I felt that they wanted me to use the oral method, their way but not my way which is signing because whenever I sign, they would just disregard it and tell me to talk. I took the opportunity to show them some ISL, hoping that they will meet me half way and I wouldn’t have to talk to them all the way. “This is the sign for onion.” The ladies again, were very receptive. The guys just do not want to try other methods than talking. They just kept mouthing every word thinking I will understand everything. So I decided one of those times, to sign only and not mouth anything. Whenever he tries to use the oral method, I just say “Sorry don’t understand and kept signing.” I noticed he then got frustrated and started gesturing in a way as if signing. I realized they have it in them to sign but just refused to.
I told my other deaf friends about that experiences and they told me there are many others like that. “There are often rich, and think they are better than us because we use sign language.” I later leaned that, many of those persons while growing up was told or taught not to use sign languages. Their parents forced them to use the oral methods. I was even shocked to learn that there were still a few deaf schools in Mumbai that prohibited the students from using sign language. They all must speak or use the oral method.
I visited a deaf school in Mumbai one day because my friend there was having a small skit. She wanted me to see her acting skills and give feedback. She and about 10 others started a deaf acting club in Mumbai. They did a skit where two students were in a classroom signing and the teacher came by, punished them and said no signing. They froze right there, and a guy from the acting club came forward and asking the students who were watching, “If you were in that situation… What would you do?” Many of them recommended fighting, or quitting or trying to tell the teacher that “this is my language!” but the rest of the students watching, did not feel like their recommendation would solve it. I was sitting around the back and the guy pointed me out, “Rian, do you want to come and recommend something?” I didn’t want to, but all the students were looking and pleading for me to go. So I went forward and explained that just like there is Hindi, Marathi, Spanish and English… There is also sign language. In some countries, they recognized sign language as one of the national languages. A teacher has to use the students’ native language before they can teach them other languages. Sign Language, which is the native language of the deaf, should be used before they can teach the deaf English or any other language.
I didn’t want to sound like I am recommending using the western’s philosophy and I doubted my recommendation solved anything. The principal then came to me and say “Don’t get me wrong, I supported using sign language but they should know other languages at the same time.” I wasn’t clear what she meant so I asked her to elaborate. She pointed to a student and said “That guy is deaf. His parents do not allow him to sign but he is very successful and he knows 4 languages!” Mind you, she did not count sign language as one of those 4 languages. I later learned that the guy was hard of hearing. I also learned that it is common for the teachers here to give high praises to the hard of hearing students and decided from early that they will be the more successful ones because they can speak besides signing.

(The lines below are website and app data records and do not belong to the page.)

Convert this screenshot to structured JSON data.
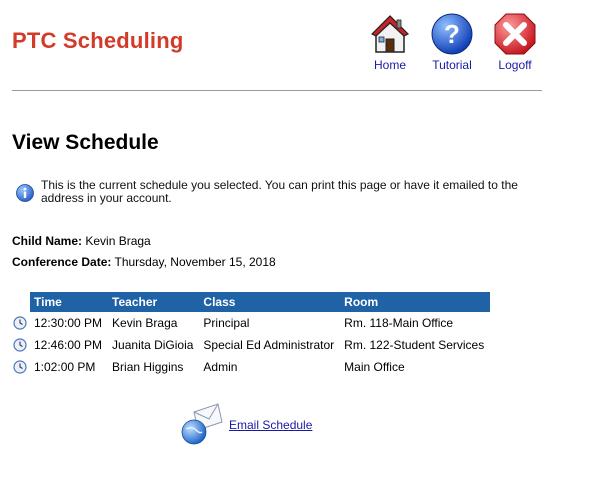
{
  "app": {
    "title": "PTC Scheduling"
  },
  "nav": {
    "home_label": "Home",
    "tutorial_label": "Tutorial",
    "logoff_label": "Logoff"
  },
  "page": {
    "title": "View Schedule",
    "info_text": "This is the current schedule you selected.  You can print this page or have it emailed to the address in your account."
  },
  "details": {
    "child_label": "Child Name:",
    "child_value": "Kevin Braga",
    "date_label": "Conference Date:",
    "date_value": "Thursday, November 15, 2018"
  },
  "schedule": {
    "headers": {
      "time": "Time",
      "teacher": "Teacher",
      "class": "Class",
      "room": "Room"
    },
    "rows": [
      {
        "time": "12:30:00 PM",
        "teacher": "Kevin Braga",
        "class": "Principal",
        "room": "Rm. 118-Main Office"
      },
      {
        "time": "12:46:00 PM",
        "teacher": "Juanita DiGioia",
        "class": "Special Ed Administrator",
        "room": "Rm. 122-Student Services"
      },
      {
        "time": "1:02:00 PM",
        "teacher": "Brian Higgins",
        "class": "Admin",
        "room": "Main Office"
      }
    ]
  },
  "email": {
    "link_label": "Email Schedule"
  },
  "colors": {
    "brand": "#d23a2a",
    "header_bg": "#1f62a5",
    "link": "#1a1aa6"
  },
  "icons": [
    "home-icon",
    "help-icon",
    "logoff-icon",
    "info-icon",
    "clock-icon",
    "email-icon"
  ]
}
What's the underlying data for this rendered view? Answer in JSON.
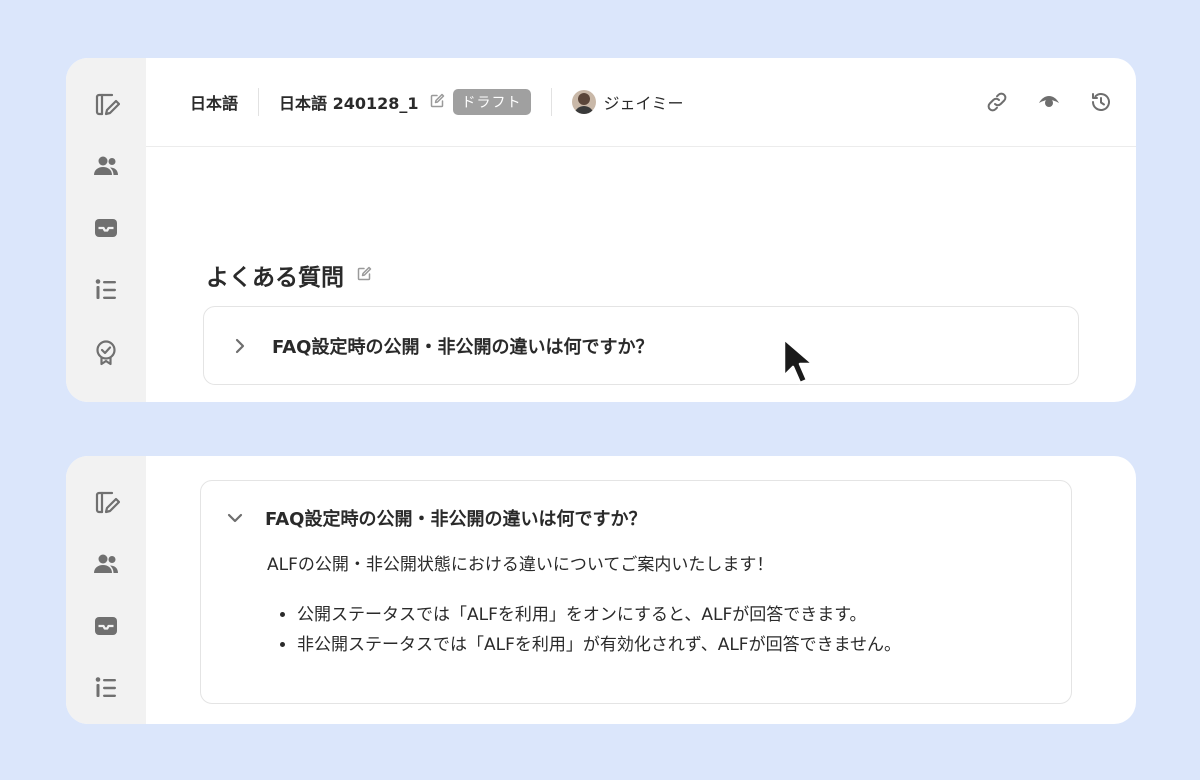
{
  "header": {
    "language": "日本語",
    "document_name": "日本語 240128_1",
    "status_badge": "ドラフト",
    "user_name": "ジェイミー"
  },
  "sidebar": {
    "items": [
      {
        "icon": "edit-note-icon"
      },
      {
        "icon": "users-icon"
      },
      {
        "icon": "inbox-icon"
      },
      {
        "icon": "list-icon"
      },
      {
        "icon": "badge-check-icon"
      }
    ]
  },
  "actions": [
    {
      "icon": "link-icon"
    },
    {
      "icon": "eye-icon"
    },
    {
      "icon": "history-icon"
    }
  ],
  "section": {
    "title": "よくある質問"
  },
  "faq": {
    "question": "FAQ設定時の公開・非公開の違いは何ですか？",
    "answer_intro": "ALFの公開・非公開状態における違いについてご案内いたします！",
    "answer_points": [
      "公開ステータスでは「ALFを利用」をオンにすると、ALFが回答できます。",
      "非公開ステータスでは「ALFを利用」が有効化されず、ALFが回答できません。"
    ]
  },
  "colors": {
    "background": "#dbe6fb",
    "sidebar": "#f2f2f2",
    "badge": "#a0a0a0",
    "icon": "#6e6e6e"
  }
}
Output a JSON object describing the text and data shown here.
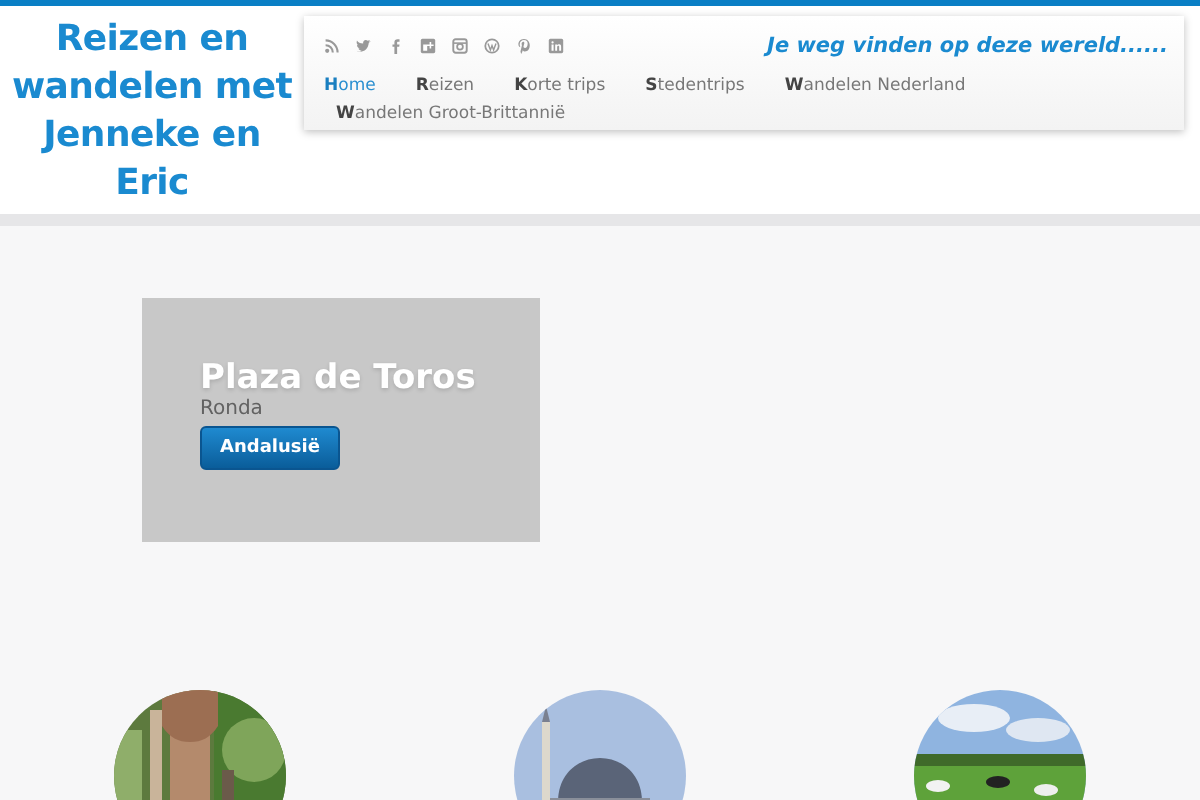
{
  "site_title": "Reizen en wandelen met Jenneke en Eric",
  "social_icons": [
    {
      "kind": "rss"
    },
    {
      "kind": "twitter"
    },
    {
      "kind": "facebook"
    },
    {
      "kind": "googleplus"
    },
    {
      "kind": "instagram"
    },
    {
      "kind": "wordpress"
    },
    {
      "kind": "pinterest"
    },
    {
      "kind": "linkedin"
    }
  ],
  "tagline": "Je weg vinden op deze wereld......",
  "nav": [
    {
      "label": "Home",
      "selected": true
    },
    {
      "label": "Reizen",
      "selected": false
    },
    {
      "label": "Korte trips",
      "selected": false
    },
    {
      "label": "Stedentrips",
      "selected": false
    },
    {
      "label": "Wandelen Nederland",
      "selected": false
    },
    {
      "label": "Wandelen Groot-Brittannië",
      "selected": false
    }
  ],
  "slide": {
    "title": "Plaza de Toros",
    "subtitle": "Ronda",
    "button": "Andalusië"
  }
}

My friend and I never talked about that “Gogola” after the meet up, go figure.